(App and web page records)
- Opening Delimiter -

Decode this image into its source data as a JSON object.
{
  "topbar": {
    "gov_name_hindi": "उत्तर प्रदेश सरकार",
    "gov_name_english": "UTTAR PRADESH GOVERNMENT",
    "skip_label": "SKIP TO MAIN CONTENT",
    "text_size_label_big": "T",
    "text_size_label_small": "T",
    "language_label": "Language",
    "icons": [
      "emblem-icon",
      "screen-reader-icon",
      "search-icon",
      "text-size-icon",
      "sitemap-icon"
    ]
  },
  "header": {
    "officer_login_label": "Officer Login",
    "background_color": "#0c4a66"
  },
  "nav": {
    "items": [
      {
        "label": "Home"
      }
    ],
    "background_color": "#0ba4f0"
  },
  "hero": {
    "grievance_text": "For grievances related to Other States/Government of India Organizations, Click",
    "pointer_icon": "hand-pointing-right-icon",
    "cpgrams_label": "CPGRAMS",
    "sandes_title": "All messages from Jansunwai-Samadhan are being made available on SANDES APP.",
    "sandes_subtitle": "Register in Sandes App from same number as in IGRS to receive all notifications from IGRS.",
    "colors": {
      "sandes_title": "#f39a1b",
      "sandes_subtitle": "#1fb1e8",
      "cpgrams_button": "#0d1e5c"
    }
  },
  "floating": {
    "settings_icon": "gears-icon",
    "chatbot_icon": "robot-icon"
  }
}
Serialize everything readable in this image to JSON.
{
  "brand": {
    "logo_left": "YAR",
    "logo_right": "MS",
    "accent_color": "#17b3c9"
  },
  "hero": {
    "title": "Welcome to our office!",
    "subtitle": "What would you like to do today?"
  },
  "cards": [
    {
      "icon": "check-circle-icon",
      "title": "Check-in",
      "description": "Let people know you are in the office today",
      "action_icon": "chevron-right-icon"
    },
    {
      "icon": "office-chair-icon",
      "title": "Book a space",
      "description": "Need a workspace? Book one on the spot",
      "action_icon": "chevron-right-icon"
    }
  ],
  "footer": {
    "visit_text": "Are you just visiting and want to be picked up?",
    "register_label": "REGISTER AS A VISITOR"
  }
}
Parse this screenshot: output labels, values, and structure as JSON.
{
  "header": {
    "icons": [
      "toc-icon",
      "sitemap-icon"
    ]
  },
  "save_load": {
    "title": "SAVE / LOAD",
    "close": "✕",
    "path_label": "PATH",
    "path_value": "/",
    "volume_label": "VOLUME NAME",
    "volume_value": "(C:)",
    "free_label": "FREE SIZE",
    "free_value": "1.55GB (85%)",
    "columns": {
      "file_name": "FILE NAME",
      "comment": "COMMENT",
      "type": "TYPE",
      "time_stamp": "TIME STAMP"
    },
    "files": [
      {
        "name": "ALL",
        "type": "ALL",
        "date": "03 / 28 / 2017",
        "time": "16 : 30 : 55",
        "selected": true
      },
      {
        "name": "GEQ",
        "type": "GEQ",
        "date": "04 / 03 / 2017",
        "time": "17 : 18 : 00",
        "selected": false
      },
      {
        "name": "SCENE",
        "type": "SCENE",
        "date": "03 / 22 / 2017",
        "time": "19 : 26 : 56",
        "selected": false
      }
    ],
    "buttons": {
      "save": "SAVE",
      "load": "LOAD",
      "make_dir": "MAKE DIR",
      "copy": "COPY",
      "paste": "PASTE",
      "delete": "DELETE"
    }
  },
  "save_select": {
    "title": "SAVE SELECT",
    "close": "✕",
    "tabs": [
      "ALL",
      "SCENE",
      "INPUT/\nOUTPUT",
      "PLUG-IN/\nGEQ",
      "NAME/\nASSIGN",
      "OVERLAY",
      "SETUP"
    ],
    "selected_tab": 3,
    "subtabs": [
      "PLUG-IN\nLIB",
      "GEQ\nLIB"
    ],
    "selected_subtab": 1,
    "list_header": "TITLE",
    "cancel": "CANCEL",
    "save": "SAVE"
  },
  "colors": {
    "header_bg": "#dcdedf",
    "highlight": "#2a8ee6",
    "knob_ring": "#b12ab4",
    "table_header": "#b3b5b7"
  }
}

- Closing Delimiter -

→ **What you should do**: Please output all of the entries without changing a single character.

→ **Solution to the problem**:
Decode this image into its source data as a JSON object.
{
  "topbar": {
    "gov_name_hindi": "उत्तर प्रदेश सरकार",
    "gov_name_english": "UTTAR PRADESH GOVERNMENT",
    "skip_label": "SKIP TO MAIN CONTENT",
    "text_size_label_big": "T",
    "text_size_label_small": "T",
    "language_label": "Language",
    "icons": [
      "emblem-icon",
      "screen-reader-icon",
      "search-icon",
      "text-size-icon",
      "sitemap-icon"
    ]
  },
  "header": {
    "officer_login_label": "Officer Login",
    "background_color": "#0c4a66"
  },
  "nav": {
    "items": [
      {
        "label": "Home"
      }
    ],
    "background_color": "#0ba4f0"
  },
  "hero": {
    "grievance_text": "For grievances related to Other States/Government of India Organizations, Click",
    "pointer_icon": "hand-pointing-right-icon",
    "cpgrams_label": "CPGRAMS",
    "sandes_title": "All messages from Jansunwai-Samadhan are being made available on SANDES APP.",
    "sandes_subtitle": "Register in Sandes App from same number as in IGRS to receive all notifications from IGRS.",
    "colors": {
      "sandes_title": "#f39a1b",
      "sandes_subtitle": "#1fb1e8",
      "cpgrams_button": "#0d1e5c"
    }
  },
  "floating": {
    "settings_icon": "gears-icon",
    "chatbot_icon": "robot-icon"
  }
}
Serialize everything readable in this image to JSON.
{
  "brand": {
    "logo_left": "YAR",
    "logo_right": "MS",
    "accent_color": "#17b3c9"
  },
  "hero": {
    "title": "Welcome to our office!",
    "subtitle": "What would you like to do today?"
  },
  "cards": [
    {
      "icon": "check-circle-icon",
      "title": "Check-in",
      "description": "Let people know you are in the office today",
      "action_icon": "chevron-right-icon"
    },
    {
      "icon": "office-chair-icon",
      "title": "Book a space",
      "description": "Need a workspace? Book one on the spot",
      "action_icon": "chevron-right-icon"
    }
  ],
  "footer": {
    "visit_text": "Are you just visiting and want to be picked up?",
    "register_label": "REGISTER AS A VISITOR"
  }
}
Parse this screenshot: output labels, values, and structure as JSON.
{
  "header": {
    "icons": [
      "toc-icon",
      "sitemap-icon"
    ]
  },
  "save_load": {
    "title": "SAVE / LOAD",
    "close": "✕",
    "path_label": "PATH",
    "path_value": "/",
    "volume_label": "VOLUME NAME",
    "volume_value": "(C:)",
    "free_label": "FREE SIZE",
    "free_value": "1.55GB (85%)",
    "columns": {
      "file_name": "FILE NAME",
      "comment": "COMMENT",
      "type": "TYPE",
      "time_stamp": "TIME STAMP"
    },
    "files": [
      {
        "name": "ALL",
        "type": "ALL",
        "date": "03 / 28 / 2017",
        "time": "16 : 30 : 55",
        "selected": true
      },
      {
        "name": "GEQ",
        "type": "GEQ",
        "date": "04 / 03 / 2017",
        "time": "17 : 18 : 00",
        "selected": false
      },
      {
        "name": "SCENE",
        "type": "SCENE",
        "date": "03 / 22 / 2017",
        "time": "19 : 26 : 56",
        "selected": false
      }
    ],
    "buttons": {
      "save": "SAVE",
      "load": "LOAD",
      "make_dir": "MAKE DIR",
      "copy": "COPY",
      "paste": "PASTE",
      "delete": "DELETE"
    }
  },
  "save_select": {
    "title": "SAVE SELECT",
    "close": "✕",
    "tabs": [
      "ALL",
      "SCENE",
      "INPUT/\nOUTPUT",
      "PLUG-IN/\nGEQ",
      "NAME/\nASSIGN",
      "OVERLAY",
      "SETUP"
    ],
    "selected_tab": 3,
    "subtabs": [
      "PLUG-IN\nLIB",
      "GEQ\nLIB"
    ],
    "selected_subtab": 1,
    "list_header": "TITLE",
    "cancel": "CANCEL",
    "save": "SAVE"
  },
  "colors": {
    "header_bg": "#dcdedf",
    "highlight": "#2a8ee6",
    "knob_ring": "#b12ab4",
    "table_header": "#b3b5b7"
  }
}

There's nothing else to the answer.